The treatment of Pacific Island rugby union players in the professional era is compared to colonialism in a new documentary film produced and narrated by former Samoa international Dan Leo. Oceans Apart: Greed, Betrayal and Pacific Island Rugby accuses World Rugby and the sport’s elite nations of exploiting the player resources of the Pacific Islands while retaining almost all of the wealth that those players create. The island nations of Fiji, Samoa and Tonga have a combined population of only 1.5 million people, but provide almost one-quarter of all professional rugby players. At last year’s Rugby World Cup in Japan, 42 players

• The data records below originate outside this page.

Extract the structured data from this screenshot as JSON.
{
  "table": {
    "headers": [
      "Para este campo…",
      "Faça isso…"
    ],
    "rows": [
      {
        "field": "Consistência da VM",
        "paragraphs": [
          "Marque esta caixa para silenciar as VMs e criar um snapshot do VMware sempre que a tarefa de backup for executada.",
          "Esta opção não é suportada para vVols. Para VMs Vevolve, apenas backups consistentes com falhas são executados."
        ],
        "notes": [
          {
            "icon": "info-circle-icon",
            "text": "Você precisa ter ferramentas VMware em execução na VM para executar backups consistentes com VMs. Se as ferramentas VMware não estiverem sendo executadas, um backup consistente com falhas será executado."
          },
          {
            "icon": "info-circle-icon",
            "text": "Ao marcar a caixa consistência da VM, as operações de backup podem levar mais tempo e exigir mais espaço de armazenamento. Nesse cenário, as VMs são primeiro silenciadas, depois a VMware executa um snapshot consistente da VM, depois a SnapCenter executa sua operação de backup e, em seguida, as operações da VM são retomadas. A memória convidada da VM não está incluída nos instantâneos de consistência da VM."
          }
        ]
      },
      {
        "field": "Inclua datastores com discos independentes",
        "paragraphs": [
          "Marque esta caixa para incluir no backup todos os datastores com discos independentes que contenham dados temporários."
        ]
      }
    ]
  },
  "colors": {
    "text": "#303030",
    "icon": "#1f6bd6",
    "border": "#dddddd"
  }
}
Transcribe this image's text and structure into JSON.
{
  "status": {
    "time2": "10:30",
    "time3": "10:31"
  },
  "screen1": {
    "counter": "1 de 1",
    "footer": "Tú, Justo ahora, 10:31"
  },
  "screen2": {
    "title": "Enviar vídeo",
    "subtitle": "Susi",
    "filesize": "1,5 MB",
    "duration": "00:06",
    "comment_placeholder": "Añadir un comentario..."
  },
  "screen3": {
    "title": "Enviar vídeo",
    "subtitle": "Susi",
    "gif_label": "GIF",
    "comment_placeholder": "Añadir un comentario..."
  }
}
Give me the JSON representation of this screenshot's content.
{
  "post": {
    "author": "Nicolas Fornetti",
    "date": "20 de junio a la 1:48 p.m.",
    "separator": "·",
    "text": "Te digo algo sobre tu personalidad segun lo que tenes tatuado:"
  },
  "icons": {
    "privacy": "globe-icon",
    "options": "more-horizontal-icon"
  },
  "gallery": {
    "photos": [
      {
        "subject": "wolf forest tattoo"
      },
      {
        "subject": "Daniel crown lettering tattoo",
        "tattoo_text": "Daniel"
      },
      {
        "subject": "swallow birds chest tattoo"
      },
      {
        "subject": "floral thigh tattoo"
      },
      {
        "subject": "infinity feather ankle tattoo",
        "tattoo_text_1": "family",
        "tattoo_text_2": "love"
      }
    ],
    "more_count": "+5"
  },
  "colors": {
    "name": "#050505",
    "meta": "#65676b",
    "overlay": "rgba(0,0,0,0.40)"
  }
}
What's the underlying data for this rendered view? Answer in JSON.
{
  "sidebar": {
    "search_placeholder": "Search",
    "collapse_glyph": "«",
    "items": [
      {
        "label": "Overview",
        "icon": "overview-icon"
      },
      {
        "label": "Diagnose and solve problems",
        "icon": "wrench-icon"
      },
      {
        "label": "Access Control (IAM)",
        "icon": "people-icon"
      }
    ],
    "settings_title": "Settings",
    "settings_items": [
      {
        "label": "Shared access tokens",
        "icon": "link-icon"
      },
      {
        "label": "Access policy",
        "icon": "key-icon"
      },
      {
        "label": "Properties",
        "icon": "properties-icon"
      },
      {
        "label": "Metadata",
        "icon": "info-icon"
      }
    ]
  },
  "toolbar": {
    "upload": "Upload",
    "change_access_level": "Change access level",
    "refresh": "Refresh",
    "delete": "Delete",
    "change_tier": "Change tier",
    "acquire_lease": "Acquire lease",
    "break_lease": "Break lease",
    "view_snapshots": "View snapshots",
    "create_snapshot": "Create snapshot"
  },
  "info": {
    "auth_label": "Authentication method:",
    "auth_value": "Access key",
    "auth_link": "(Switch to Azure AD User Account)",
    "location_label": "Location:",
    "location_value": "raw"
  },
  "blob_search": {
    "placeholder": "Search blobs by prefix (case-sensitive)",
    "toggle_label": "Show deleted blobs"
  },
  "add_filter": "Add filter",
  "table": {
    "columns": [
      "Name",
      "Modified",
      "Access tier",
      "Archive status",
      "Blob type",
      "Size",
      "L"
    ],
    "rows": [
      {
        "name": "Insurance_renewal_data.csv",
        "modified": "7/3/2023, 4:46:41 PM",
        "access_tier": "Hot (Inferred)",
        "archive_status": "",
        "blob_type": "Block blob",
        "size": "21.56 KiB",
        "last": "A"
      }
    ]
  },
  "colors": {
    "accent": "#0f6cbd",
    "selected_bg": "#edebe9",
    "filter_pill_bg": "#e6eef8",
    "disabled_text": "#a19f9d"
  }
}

The cutting-edge yacht that Team New Zealand are to use to defend the America’s Cup took to the water in Auckland yesterday, with crew members describing it as a “flying machine.” The 23m yacht features innovative foil arms, which lift the hull above the surface of the water into the air, reducing drag and increasing racing speed. Team New Zealand skipper Glenn Ashby said that the vessel — which is expected to reach speeds of more than 50 knots (93kph) — was part racing yacht and part aircraft. “It is a boat and it has to go through the water, but it’s also
‘YOU’RE CHAMPIONS’: Pope Francis told the NBA delegation that they had become models of teamwork, while remaining humble and preserving their own humanity Pope Francis on Monday met with NBA players at the Vatican, lauding them as “champions” and saying he supported their work on social justice. The five players — Marco Belinelli, Sterling Brown, Jonathan Isaac, Kyle Korver and Anthony Tolliver — were joined in the delegation by National Basketball Players Association executive director Michele Roberts and two other union executives, Sherrie Deans and Matteo Zuretti. “We’re here because, frankly, we’re inspired by the work that you do globally,” Roberts told the pope during the meeting in the Vatican Apostolic Library. The union said that the players spoke about their “individual and collective efforts addressing